Saturday’s exhibition game against the Toronto Blue Jays and R.A. Dickey prompted me to send out this tweet:
The knuckleball effect is probably overstated, but all the same I wish Howard was finally getting a day off today. #phillies
— Corinne (@Ut26) March 2, 2013
Every time the Phillies face a knuckleballer, a part of me expects the experience to send the entire lineup into a prolonged funk. So, I set out to see whether my uneasy feelings have any rational basis.
The origin of my fears surrounding opposing knuckleballers is easily discernible — a horrendous stretch in late May 2010.
On Sunday, May 23, the Phillies lost to Red Sox knuckleballer, Tim Wakefield, and his 8 shutout innings. The Phillies had an off day on Monday and then Tuesday they faced R.A. Dickey of the Mets for the first time. Dickey picked up right where Wake left off and threw his knuckleball for 6 innings of shutout baseball, after which the Phillies proceeded to score zero runs for the entirety of the 3 game series at Citi Field.
In a ten game stretch beginning with the Wakefield game, the Phillies went 2-8 and scored 14 runs, an average of 1.4 runs per game. Their slash line during that time frame was .210/.281/.287, considerably diminished from the .260/.332/.413 line they averaged throughout the 2010 season.
The Phillies were in an epic funk at a time which coincides with facing Wakefield and Dickey back-to-back, but is the knuckleball the reason?
Here is a look at how the Phillies offense fared in the 5 games immediately following each knuckleball match-up since May 2010 in comparison with the team’s full season slash lines:
- 2010 Phillies season averages: .260/.332/.413
- Wakefield game: 6/13 — next 5 games: .261/.345/.523
- Dickey game: 8/8 — next 5 games: .250/.309/.355
- Dickey game: 8/13 — next 5 games: .261/.309/.392
- Dickey game: 9/24 — next 5 games: .251/.316/.439
- 2011 Phillies season averages: .253/.323/.395
- Dickey game: 7/15 — next 5 games: .249/.316/.367
- *Dickey game: 9/24 — next 5 games: .306/.364/.451
- 2012 Phillies season averages: .255/.317/.400
- Dickey game: 4/13 — next 5 games: .244/.283/.308
- Dickey game: 7/5 — next 5 games: .231/.271/.350
- Dickey game: 9/17 — next 5 games: .244/.301/.410
*This stretch occurred after the Phillies had already clinched the division.
Their final Wakefield encounter seemingly had no ill-effects, but there is a noticeable dip in performance by the Phillies offense in post-Dickey games. The dip is particularly pronounced during Dickey’s masterful 2012 season.
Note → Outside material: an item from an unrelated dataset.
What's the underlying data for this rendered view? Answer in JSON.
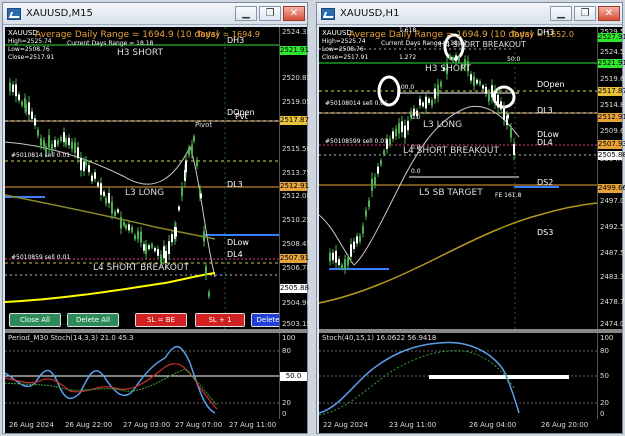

Did facing Dickey’s knuckleball actually hurt the Phillies offense beyond the one game? It’s impossible to say definitively with such limited data, but I do know that I’m glad the Phillies won’t be facing him during the regular season this year.
Of course if the World Series is a 1993 rematch, I’m likely to stress out a bit about “the knuckleball effect.”